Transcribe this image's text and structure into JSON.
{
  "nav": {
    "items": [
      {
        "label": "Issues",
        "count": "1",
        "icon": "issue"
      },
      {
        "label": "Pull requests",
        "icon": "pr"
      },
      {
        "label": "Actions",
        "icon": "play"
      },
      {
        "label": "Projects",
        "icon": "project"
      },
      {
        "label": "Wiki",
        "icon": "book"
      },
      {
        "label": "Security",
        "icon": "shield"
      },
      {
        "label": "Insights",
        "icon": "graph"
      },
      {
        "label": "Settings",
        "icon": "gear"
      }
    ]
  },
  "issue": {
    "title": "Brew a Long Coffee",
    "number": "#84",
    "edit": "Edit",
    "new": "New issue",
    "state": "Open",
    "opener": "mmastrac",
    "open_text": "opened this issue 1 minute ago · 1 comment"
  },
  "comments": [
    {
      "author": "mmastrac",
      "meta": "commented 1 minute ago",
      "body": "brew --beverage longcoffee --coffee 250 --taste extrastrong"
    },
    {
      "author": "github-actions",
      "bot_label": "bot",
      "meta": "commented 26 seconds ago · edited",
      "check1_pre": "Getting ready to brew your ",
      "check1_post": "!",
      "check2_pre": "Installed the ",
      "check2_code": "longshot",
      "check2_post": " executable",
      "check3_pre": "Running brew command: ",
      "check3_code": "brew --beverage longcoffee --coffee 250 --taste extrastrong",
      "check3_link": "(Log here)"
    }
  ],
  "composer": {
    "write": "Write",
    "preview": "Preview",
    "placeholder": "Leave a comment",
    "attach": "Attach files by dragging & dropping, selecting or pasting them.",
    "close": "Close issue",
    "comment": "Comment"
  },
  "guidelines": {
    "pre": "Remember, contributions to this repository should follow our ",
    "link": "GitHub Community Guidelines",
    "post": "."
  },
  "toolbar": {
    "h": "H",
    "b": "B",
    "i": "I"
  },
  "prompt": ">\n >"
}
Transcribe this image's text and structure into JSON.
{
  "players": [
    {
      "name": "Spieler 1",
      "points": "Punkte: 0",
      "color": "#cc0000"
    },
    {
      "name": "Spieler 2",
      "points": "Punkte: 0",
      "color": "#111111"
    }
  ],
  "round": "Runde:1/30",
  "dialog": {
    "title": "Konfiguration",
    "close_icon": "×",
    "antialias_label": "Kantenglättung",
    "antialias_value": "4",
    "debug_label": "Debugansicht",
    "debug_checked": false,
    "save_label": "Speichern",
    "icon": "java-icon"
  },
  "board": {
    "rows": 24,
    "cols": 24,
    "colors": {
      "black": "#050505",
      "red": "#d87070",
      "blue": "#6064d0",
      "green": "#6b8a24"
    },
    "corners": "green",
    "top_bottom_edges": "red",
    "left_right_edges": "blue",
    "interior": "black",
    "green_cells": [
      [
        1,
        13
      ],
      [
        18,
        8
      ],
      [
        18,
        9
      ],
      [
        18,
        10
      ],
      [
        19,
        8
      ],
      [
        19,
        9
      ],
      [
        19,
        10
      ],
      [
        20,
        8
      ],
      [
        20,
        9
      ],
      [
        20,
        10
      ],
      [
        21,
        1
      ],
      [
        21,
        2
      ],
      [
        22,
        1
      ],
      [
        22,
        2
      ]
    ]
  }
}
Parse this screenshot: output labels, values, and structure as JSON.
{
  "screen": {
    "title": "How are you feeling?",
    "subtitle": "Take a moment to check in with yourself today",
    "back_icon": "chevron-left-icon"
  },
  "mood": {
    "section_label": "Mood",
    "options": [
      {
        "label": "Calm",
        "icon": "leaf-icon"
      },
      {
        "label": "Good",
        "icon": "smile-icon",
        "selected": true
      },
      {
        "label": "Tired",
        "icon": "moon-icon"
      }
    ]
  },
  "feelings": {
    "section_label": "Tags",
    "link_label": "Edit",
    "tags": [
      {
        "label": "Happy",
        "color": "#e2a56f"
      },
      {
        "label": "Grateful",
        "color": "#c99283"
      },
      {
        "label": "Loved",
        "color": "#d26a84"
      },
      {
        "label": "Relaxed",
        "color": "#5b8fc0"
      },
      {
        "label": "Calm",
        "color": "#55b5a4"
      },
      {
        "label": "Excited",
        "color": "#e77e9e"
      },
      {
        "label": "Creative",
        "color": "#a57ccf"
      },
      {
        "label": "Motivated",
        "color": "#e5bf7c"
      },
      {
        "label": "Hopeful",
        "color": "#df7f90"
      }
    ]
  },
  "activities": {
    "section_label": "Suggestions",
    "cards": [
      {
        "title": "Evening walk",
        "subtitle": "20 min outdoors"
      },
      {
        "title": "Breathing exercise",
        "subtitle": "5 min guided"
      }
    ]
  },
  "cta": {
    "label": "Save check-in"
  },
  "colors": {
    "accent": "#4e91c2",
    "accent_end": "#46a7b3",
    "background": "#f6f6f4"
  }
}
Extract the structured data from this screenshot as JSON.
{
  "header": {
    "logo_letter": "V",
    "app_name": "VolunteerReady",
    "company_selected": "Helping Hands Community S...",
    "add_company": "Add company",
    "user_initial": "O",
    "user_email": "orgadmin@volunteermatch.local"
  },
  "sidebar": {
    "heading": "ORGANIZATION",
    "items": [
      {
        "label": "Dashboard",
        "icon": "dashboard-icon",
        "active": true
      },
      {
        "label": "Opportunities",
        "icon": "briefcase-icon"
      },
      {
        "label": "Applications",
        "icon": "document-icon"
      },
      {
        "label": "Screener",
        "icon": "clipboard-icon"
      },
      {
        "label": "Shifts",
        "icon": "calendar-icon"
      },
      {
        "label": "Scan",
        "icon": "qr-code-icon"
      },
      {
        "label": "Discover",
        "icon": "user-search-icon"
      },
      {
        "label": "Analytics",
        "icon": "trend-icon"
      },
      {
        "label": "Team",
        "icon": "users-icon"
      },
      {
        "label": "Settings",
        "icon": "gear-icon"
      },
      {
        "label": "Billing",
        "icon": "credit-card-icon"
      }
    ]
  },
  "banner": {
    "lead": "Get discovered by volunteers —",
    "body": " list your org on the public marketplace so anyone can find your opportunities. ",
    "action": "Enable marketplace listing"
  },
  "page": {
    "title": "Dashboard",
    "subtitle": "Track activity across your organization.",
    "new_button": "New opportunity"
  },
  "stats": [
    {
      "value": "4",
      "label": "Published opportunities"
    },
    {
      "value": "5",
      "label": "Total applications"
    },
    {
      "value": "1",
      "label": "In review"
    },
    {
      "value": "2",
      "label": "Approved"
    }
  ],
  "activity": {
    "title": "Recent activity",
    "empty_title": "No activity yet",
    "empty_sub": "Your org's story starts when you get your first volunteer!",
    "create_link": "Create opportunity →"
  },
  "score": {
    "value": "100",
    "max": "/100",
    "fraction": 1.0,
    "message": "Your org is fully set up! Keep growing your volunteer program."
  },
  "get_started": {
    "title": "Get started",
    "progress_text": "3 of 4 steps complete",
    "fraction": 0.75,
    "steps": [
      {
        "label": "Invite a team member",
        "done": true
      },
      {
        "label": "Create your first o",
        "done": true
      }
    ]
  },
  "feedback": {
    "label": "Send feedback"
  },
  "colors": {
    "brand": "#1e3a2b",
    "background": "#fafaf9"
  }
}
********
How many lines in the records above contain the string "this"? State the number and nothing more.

Task response:
6